Requirement → Check each line of the data below for the word "image", then extract the ones that have it.
::: Records to process :::
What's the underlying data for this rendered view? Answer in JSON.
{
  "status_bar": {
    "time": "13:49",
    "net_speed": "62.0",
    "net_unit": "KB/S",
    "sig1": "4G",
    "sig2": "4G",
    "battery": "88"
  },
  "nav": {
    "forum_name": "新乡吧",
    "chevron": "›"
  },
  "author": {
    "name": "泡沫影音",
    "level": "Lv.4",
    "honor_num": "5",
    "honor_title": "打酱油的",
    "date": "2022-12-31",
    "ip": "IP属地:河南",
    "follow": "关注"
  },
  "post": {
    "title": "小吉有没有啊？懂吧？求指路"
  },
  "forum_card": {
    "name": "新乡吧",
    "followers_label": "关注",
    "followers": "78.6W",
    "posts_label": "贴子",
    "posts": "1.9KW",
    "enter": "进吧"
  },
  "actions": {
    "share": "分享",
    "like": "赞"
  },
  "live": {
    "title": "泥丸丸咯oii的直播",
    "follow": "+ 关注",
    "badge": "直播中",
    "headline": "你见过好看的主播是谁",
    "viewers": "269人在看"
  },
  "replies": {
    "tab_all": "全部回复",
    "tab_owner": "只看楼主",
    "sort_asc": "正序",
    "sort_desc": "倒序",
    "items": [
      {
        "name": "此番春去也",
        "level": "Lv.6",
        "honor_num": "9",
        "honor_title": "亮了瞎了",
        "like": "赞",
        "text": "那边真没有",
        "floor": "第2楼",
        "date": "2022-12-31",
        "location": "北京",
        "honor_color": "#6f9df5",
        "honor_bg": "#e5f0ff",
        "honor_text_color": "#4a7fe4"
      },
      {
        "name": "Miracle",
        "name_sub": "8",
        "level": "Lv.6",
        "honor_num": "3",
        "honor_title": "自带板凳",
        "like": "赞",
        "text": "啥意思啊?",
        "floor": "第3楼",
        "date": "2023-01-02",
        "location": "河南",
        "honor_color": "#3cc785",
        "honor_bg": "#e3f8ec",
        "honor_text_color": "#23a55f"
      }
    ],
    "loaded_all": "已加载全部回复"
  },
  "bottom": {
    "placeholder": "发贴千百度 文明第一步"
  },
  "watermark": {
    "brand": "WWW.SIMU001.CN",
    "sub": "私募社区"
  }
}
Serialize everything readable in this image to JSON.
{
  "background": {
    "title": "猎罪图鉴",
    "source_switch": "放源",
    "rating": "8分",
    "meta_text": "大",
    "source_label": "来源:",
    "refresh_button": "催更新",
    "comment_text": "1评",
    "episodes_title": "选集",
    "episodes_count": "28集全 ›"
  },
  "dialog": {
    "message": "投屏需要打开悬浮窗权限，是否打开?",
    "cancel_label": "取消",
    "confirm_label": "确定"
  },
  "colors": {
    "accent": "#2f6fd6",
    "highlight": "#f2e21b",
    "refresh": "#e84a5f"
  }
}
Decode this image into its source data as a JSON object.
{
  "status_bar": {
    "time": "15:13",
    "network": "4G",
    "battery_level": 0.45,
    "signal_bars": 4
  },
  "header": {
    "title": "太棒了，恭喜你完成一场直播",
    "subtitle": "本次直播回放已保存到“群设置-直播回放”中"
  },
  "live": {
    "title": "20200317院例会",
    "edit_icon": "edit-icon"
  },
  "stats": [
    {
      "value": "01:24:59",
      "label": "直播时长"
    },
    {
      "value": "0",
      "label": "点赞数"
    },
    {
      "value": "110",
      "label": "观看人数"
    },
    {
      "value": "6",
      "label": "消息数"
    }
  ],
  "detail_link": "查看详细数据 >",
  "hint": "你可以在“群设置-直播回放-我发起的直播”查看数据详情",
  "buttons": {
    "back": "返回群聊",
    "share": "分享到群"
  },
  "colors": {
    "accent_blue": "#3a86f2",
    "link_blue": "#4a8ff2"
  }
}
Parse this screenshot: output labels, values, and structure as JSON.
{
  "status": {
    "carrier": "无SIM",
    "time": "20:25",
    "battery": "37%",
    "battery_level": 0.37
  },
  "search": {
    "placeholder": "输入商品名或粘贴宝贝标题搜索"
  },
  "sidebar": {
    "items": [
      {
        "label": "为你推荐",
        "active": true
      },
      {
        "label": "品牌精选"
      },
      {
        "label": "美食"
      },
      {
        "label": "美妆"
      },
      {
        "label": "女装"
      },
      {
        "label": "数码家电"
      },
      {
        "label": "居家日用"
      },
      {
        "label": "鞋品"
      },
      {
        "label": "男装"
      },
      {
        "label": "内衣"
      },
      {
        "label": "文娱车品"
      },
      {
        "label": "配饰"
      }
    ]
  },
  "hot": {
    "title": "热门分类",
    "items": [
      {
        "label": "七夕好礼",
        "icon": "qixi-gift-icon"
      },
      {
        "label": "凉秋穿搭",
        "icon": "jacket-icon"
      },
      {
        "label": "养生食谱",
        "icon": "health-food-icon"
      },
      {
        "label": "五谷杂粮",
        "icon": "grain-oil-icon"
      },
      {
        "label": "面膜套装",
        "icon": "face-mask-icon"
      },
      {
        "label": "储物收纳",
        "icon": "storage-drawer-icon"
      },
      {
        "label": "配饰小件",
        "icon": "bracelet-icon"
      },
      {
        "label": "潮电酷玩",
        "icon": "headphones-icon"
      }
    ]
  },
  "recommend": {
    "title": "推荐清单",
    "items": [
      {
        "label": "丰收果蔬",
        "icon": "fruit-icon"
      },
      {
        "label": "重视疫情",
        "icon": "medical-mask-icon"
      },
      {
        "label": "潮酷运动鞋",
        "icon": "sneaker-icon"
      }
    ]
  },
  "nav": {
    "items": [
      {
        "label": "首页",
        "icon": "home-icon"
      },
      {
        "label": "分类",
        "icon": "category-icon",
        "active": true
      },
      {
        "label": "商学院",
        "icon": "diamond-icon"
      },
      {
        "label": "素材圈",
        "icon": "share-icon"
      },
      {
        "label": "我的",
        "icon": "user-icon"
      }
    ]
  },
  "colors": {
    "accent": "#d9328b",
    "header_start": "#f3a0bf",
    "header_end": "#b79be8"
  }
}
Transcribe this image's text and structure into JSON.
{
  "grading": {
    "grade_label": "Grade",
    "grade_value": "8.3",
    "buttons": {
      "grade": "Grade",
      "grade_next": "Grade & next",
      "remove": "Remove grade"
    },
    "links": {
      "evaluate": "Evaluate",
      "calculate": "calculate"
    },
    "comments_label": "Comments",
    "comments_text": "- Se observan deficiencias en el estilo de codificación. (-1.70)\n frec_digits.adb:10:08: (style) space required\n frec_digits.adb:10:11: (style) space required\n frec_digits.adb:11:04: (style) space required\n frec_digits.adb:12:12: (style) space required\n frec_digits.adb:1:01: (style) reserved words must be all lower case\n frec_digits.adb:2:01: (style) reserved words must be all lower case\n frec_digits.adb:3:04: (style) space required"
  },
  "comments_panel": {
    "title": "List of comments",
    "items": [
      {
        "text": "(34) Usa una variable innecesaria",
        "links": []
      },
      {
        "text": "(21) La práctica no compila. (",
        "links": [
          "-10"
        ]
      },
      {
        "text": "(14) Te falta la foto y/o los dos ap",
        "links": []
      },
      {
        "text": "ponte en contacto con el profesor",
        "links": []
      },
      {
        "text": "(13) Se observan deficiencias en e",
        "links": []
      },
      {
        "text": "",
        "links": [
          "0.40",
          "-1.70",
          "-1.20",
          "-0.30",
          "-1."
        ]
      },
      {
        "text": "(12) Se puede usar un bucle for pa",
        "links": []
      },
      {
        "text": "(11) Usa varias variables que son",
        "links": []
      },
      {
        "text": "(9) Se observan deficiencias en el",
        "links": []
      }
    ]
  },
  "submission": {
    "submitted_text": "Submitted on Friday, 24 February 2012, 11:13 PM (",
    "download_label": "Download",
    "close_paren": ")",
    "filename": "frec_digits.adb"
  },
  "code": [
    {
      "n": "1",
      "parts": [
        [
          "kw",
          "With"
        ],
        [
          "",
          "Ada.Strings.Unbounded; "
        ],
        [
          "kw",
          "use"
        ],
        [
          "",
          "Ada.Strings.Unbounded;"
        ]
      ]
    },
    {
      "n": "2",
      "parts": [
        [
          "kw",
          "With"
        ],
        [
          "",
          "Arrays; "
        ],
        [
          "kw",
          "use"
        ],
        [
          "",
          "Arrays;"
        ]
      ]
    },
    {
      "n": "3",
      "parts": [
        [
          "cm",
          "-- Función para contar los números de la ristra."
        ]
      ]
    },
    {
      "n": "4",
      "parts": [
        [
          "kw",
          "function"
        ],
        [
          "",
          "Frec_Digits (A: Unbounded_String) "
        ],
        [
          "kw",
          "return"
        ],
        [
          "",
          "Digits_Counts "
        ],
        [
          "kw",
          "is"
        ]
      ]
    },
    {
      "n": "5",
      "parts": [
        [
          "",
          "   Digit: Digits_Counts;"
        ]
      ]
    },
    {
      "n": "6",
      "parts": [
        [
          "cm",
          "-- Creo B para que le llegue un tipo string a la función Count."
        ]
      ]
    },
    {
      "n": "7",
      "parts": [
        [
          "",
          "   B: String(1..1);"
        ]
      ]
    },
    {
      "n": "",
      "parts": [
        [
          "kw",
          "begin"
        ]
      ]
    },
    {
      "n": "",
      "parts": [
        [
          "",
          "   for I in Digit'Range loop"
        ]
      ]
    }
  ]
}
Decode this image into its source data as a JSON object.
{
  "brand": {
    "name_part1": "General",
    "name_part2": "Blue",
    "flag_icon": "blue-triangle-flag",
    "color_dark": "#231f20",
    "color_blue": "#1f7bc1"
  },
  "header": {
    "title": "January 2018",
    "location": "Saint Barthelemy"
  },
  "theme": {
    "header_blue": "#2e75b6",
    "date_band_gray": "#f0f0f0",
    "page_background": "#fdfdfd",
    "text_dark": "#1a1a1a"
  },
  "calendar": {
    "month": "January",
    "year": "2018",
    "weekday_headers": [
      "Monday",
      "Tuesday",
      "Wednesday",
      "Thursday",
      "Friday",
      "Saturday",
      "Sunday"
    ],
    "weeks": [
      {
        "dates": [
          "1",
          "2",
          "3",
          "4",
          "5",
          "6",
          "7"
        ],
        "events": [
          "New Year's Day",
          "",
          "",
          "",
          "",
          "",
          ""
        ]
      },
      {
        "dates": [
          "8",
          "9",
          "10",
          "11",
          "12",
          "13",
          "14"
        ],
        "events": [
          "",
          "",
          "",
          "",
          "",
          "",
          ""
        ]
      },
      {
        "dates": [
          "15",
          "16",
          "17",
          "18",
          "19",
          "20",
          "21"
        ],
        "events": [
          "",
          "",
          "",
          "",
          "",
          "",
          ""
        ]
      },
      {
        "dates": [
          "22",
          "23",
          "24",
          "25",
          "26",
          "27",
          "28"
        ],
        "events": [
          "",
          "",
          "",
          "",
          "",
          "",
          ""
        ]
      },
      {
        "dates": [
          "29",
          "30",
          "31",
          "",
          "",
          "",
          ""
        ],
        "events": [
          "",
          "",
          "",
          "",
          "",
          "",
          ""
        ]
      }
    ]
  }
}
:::
Response →
Serialize everything readable in this image to JSON.
Decode this image into its source data as a JSON object.
Transcribe this image's text and structure into JSON.
Decode this image into its source data as a JSON object.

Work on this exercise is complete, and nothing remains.